Information shown ::

....

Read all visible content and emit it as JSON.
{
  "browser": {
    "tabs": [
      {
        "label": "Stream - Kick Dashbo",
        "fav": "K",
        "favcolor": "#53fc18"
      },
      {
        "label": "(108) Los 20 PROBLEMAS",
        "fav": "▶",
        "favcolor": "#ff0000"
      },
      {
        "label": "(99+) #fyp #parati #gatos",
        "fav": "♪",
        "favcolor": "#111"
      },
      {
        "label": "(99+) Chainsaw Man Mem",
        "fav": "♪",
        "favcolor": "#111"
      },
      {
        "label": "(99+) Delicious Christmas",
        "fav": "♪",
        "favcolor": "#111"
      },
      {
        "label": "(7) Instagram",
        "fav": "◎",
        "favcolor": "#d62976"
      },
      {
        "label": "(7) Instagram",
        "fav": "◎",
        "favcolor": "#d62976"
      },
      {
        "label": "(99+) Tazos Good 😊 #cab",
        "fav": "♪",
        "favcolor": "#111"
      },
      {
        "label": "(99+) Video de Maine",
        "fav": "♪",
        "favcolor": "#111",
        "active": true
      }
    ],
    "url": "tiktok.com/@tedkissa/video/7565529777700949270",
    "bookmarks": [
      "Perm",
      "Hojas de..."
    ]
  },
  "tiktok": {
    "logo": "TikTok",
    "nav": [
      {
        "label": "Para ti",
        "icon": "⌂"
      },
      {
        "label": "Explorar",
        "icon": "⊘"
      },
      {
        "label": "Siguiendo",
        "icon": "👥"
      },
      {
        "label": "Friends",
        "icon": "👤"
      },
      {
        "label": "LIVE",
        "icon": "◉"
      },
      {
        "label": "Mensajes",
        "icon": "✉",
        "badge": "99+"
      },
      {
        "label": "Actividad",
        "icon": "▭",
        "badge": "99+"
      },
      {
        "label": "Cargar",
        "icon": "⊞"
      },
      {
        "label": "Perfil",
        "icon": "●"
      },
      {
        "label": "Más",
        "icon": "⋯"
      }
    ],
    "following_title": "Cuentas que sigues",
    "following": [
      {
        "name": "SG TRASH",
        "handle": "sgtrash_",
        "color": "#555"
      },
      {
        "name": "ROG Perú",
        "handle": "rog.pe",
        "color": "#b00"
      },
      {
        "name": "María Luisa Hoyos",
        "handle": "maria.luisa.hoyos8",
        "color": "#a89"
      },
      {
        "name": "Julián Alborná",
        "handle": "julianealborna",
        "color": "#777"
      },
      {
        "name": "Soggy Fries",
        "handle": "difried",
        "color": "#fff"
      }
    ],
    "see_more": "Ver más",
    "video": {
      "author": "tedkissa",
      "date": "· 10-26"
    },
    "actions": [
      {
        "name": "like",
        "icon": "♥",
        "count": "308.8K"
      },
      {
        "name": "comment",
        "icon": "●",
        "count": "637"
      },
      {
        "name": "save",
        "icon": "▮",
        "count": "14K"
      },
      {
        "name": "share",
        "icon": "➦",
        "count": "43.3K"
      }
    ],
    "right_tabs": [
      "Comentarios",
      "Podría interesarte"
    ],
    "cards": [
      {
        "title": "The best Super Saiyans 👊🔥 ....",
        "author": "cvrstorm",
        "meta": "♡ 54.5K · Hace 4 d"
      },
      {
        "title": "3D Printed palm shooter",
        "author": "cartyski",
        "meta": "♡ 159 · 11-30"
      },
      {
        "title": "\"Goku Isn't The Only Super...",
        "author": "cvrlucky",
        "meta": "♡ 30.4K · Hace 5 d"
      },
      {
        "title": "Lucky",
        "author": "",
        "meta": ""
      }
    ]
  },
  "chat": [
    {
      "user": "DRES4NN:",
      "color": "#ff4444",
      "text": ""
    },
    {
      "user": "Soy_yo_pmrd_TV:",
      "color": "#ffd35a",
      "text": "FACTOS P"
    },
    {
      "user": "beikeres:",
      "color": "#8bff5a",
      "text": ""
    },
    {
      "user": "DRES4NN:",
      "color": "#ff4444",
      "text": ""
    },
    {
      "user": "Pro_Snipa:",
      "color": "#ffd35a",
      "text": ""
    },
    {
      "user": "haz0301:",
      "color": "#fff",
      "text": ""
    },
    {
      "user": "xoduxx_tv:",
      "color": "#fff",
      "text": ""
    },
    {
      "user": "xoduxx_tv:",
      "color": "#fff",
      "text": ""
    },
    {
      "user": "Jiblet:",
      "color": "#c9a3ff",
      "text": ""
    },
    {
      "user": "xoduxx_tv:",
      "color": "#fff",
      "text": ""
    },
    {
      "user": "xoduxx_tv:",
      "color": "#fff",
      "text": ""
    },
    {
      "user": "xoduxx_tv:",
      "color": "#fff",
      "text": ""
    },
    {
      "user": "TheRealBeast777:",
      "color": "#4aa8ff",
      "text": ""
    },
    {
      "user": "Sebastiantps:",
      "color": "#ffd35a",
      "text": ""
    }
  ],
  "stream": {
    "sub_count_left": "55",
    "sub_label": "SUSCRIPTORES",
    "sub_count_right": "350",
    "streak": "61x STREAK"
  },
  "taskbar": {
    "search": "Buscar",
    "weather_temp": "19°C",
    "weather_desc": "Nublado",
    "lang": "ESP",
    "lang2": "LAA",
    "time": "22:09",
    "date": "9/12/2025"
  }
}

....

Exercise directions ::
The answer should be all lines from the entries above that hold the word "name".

Result below ::
        "name": "SG TRASH",
        "name": "ROG Perú",
        "name": "María Luisa Hoyos",
        "name": "Julián Alborná",
        "name": "Soggy Fries",
        "name": "like",
        "name": "comment",
        "name": "save",
        "name": "share",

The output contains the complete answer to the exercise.